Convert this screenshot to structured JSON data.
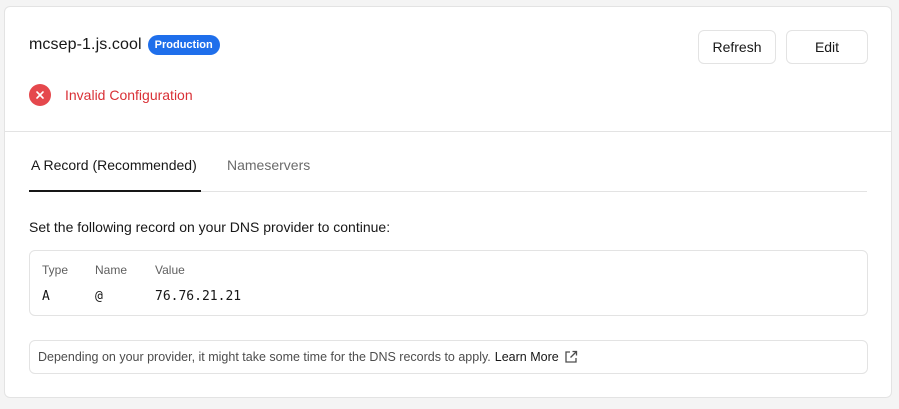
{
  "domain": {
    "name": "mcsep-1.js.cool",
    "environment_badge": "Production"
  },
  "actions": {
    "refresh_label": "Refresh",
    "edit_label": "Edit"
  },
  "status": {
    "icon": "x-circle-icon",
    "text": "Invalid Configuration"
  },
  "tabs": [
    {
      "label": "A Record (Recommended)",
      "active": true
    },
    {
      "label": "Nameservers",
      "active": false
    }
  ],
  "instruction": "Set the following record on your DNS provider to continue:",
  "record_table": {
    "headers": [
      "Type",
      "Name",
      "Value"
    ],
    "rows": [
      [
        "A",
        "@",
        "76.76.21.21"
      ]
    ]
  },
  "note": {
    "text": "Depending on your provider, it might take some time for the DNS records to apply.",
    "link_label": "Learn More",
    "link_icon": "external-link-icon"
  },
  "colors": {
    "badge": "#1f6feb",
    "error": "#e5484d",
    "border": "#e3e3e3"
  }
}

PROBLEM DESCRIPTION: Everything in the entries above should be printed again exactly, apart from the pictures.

ANSWER TO THE PROBLEM:
Convert this screenshot to structured JSON data.
{
  "domain": {
    "name": "mcsep-1.js.cool",
    "environment_badge": "Production"
  },
  "actions": {
    "refresh_label": "Refresh",
    "edit_label": "Edit"
  },
  "status": {
    "icon": "x-circle-icon",
    "text": "Invalid Configuration"
  },
  "tabs": [
    {
      "label": "A Record (Recommended)",
      "active": true
    },
    {
      "label": "Nameservers",
      "active": false
    }
  ],
  "instruction": "Set the following record on your DNS provider to continue:",
  "record_table": {
    "headers": [
      "Type",
      "Name",
      "Value"
    ],
    "rows": [
      [
        "A",
        "@",
        "76.76.21.21"
      ]
    ]
  },
  "note": {
    "text": "Depending on your provider, it might take some time for the DNS records to apply.",
    "link_label": "Learn More",
    "link_icon": "external-link-icon"
  },
  "colors": {
    "badge": "#1f6feb",
    "error": "#e5484d",
    "border": "#e3e3e3"
  }
}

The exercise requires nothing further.